Bodega Bay Beat - September 2011
End of Summer
August, the ending of summer, late mornings, time to read; time to relax. But August is also, the month where we have time to begin to start thinking about beliefs different from ours, whether it is about Bohemian Grove or the celebration of Ramadan (when self-denial is designed to urge believers to resolve conflicts) Those precious minutes are cherished. August, the month of picnics, swimming in the river, fog on the coast, county fairs, soaring stock markets, has come and gone, leaving good memories, but old conflicts sadly, remain. But now, refreshed, we are ready to go forward.
September has come. School has started, football practice has begun. Sometimes the Giants even hit a few. Days begin to shorten; work replaces vacations. September means sunny days on the coast and fewer visitors to enjoy them.
September is like the end of adolescence; the beginning of adulthood. It is time to pay attention to the stock market; time to think about where work is going. September begins the political scramble in earnest; the third class bins in the post office fill up with un-read flyers. Overriding all other concerns is the downgrading of US credit, and the tanking of the stock market. Economic optimism is hard to find but fortunately we had the respite of August to carry us forward.
September is a time of community events. The Big Event in Bodega was very successful (they fed more than 600 hungry visitors.)Folks really pitch in when the cause is as good as building a firehouse like they are doing in Bodega. Elbow grease is plentiful on a work-day at either the Community Center or the Grange.
This month begins the local Farmers’ Market at the Community Center, and the continued effort to get the Community Center solvent, so the County won’t even think about asking for it back. Kudos to Diane and Michael Bundy who have taken on this project (they have done so well with the Cabaret at the Grange, that their skills are well known.)
Flea Markets abound. The Grange ones which started August 27 and continue on Saturdays in September give a good reason to get rid of goods cluttering up your closets. Many charities welcome donations. This is the month to recycle outgrown school clothes, and to start tucking away little treasures to use for Christmas. Unless the economy rebounds, we all may have to tighten our belts for the upcoming holiday season.
In just a few weeks our vacation memories have begun to fade. My long anticipated trip to South Africa has become a soft composite of respect for a nation healing itself with a commitment to Truth and Reconciliation (after the horrors of apartheid ) coupled with the cherished memories of the beautiful country and the joys of watching elephant herds in the parks and early-morning jeep trips spent trying to view the wily leopard and rhinoceros.
Travel gives you perspective. No matter how we moan and complain about losing money (stock market) tightening our belts and giving up that extra latte because our gas suddenly costs more, our problems pale into small bumps in the road, when compared with other people in other countries who never know whether the knock on the door will lead to death/mayhem; or whether some zealot will explode a bomb next to Starbucks or even in the school yard. Even in our own country there are large groups of angry, disaffected (but economically affected) youth who feel by-passed by the good life they think others are enjoying. We struggle to find how best to help.

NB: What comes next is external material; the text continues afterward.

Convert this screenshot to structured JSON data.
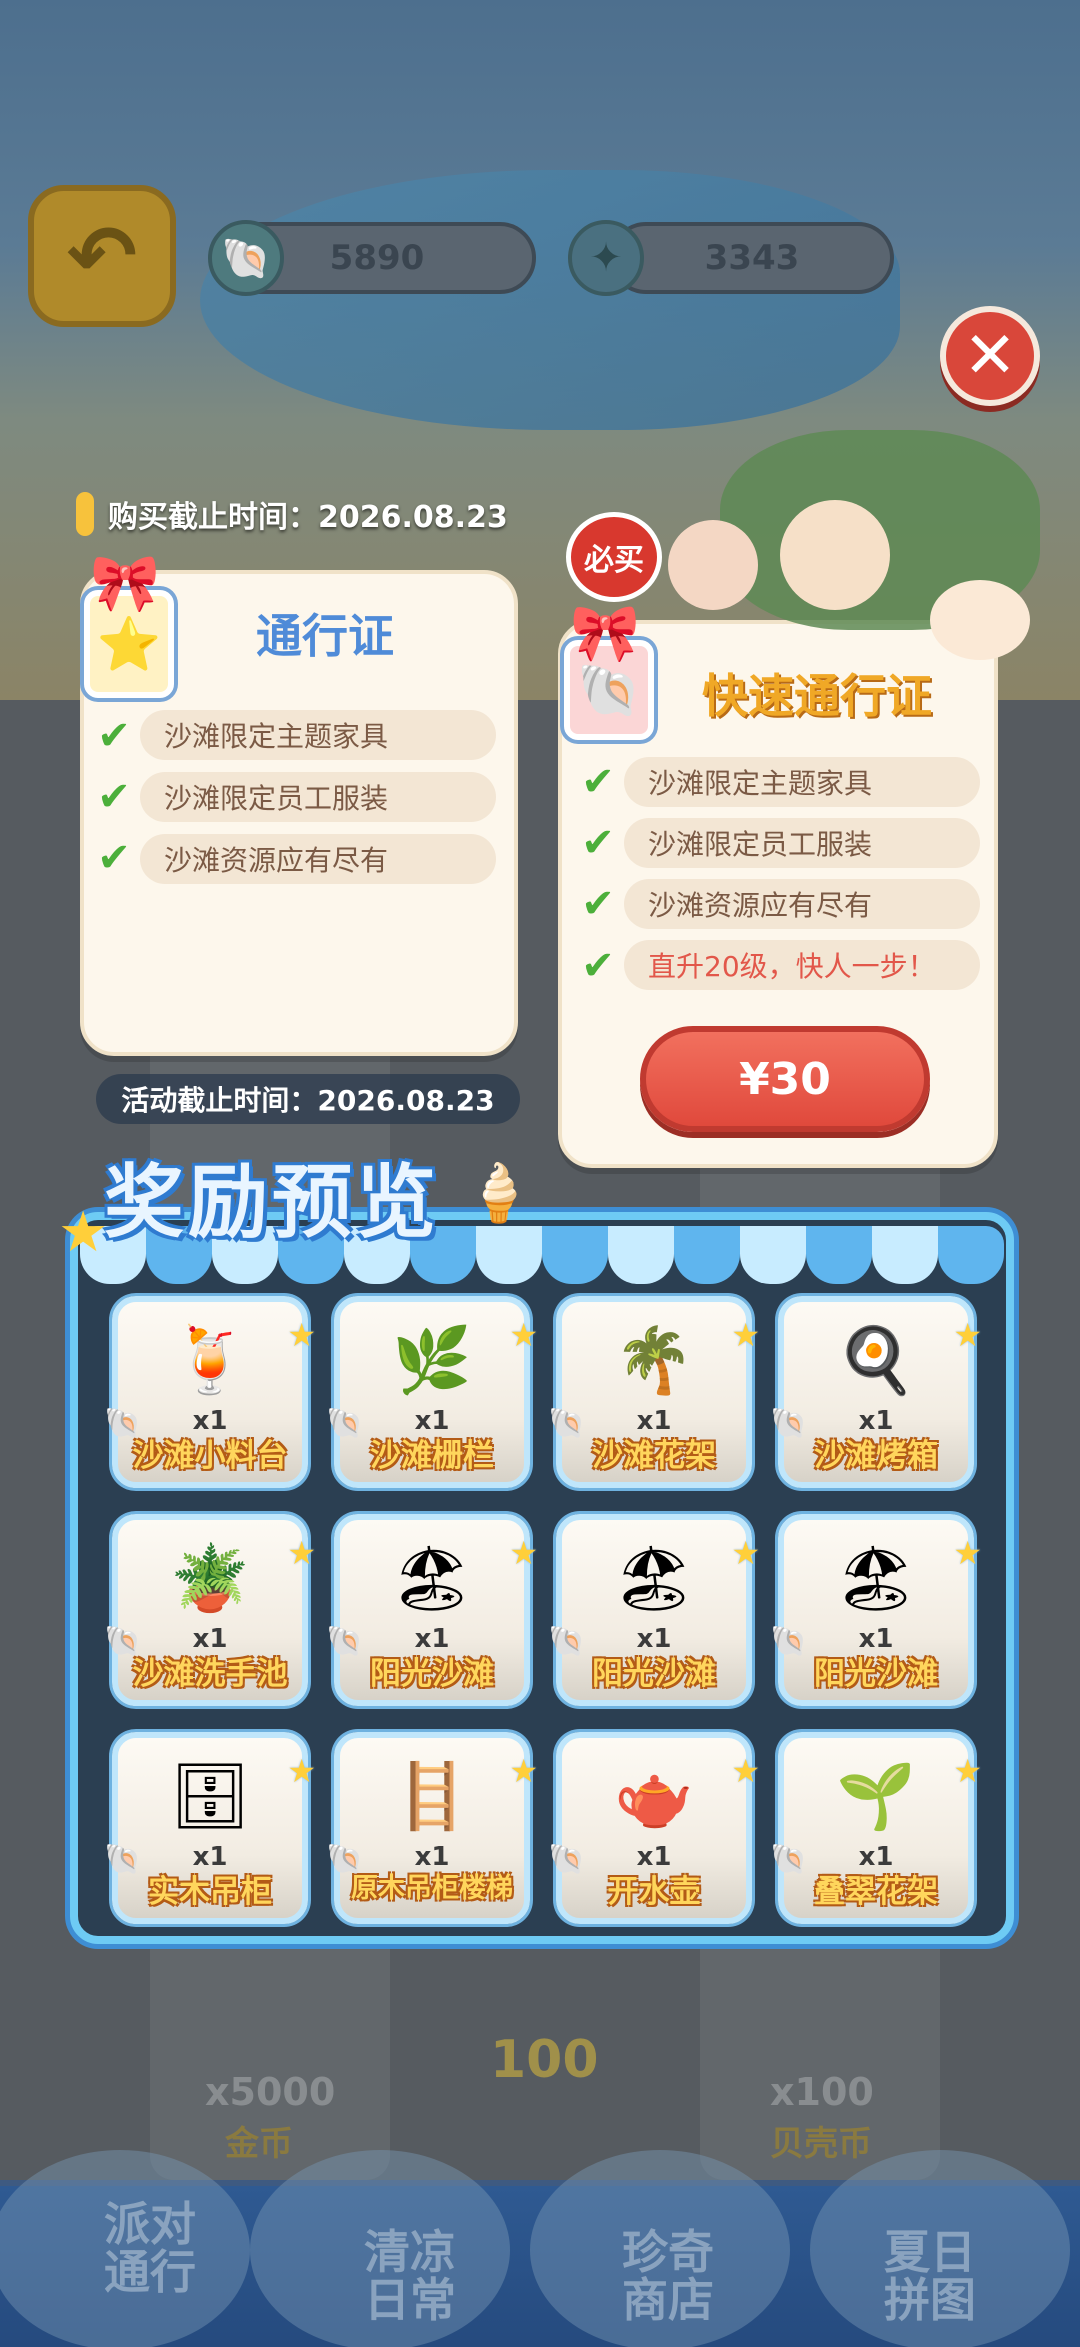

Over and over, it appears that our best course of action, both at home and abroad, is to encourage education—ourselves, our kids; kids overseas. Young people who can read and write, and who can watch the world on the Internet, are definitely less willing to strap on a vest full of explosives just because the mullah has told them that is their duty. Young people, here and abroad, are much less willing to resort to violence if there are realistic expectations of jobs, schools for their kids, and homes that are safe and secure and not being snatched out from under them by gun-toting military or by crooked bankers. We can keep reminding ourselves and our elected officials about turning our backs on those in trouble—for any reason. Every little bit helps.

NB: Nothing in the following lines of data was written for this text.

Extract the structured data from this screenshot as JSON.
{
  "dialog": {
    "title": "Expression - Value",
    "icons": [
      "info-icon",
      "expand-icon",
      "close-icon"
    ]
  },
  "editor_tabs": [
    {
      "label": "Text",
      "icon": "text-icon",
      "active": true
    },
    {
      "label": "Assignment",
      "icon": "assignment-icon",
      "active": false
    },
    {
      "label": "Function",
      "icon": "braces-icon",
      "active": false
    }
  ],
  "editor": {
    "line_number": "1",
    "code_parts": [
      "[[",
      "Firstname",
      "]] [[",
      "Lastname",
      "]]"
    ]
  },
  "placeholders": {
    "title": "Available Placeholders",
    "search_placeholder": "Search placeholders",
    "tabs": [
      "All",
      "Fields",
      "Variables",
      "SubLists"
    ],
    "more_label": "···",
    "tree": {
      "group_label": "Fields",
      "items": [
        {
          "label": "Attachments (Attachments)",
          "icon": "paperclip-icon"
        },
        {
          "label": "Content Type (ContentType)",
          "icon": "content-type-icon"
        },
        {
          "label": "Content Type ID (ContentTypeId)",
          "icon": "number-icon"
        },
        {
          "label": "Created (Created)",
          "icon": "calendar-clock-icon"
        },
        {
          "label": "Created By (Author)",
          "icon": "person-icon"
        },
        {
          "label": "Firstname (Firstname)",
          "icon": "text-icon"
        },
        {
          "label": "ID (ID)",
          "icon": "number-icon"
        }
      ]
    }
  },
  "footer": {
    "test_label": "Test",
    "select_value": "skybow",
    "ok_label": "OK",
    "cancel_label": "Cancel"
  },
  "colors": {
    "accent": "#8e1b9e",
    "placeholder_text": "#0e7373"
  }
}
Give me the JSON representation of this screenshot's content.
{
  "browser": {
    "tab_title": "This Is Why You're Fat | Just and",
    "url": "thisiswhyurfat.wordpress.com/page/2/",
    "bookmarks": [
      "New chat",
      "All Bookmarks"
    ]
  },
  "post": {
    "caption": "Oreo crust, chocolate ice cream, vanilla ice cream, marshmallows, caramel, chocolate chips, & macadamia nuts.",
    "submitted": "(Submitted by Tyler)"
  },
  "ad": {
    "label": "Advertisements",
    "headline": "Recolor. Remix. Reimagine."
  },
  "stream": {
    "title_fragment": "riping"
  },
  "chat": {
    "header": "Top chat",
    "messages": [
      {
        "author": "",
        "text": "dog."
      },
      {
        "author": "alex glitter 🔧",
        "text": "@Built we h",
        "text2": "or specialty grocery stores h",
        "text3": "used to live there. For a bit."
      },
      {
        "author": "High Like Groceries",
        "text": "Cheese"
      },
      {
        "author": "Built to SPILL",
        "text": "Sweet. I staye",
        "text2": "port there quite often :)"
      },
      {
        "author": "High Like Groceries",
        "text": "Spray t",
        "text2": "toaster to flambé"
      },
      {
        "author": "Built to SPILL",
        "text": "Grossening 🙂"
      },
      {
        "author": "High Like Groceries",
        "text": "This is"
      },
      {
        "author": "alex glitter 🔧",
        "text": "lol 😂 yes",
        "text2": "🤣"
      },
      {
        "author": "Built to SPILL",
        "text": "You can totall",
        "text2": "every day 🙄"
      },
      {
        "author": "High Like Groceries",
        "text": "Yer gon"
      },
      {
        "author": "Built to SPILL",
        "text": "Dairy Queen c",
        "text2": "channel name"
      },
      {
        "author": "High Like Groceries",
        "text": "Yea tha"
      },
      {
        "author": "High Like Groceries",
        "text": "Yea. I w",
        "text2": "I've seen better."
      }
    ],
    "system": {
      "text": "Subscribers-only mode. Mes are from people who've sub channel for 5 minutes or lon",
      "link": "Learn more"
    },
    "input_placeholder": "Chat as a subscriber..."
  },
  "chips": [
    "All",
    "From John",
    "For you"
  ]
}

The Days Grow Short
September is a time of new beginnings. The Gravensteins are going; soon the pumpkins will be ready. Schools are open, Fisherman’s Chapel has two new ministers, Grange has sponsored a new series of documentary films, the Community Center is getting a new life with clean windows and community support. Find a charity that needs your help (most do); write a letter to Cal Trans telling them to lower the speed limit past their ill-maintained maintenance station, buy a cookie the next time the 4-H has a sale, and most important of all, get ALL of our kids into school, or into a strong educational program and help them stay there. Education helps ALL of us. Increasingly, we haven’t got time “for the waiting game.” Brighten your own corner…and we all benefit from the light.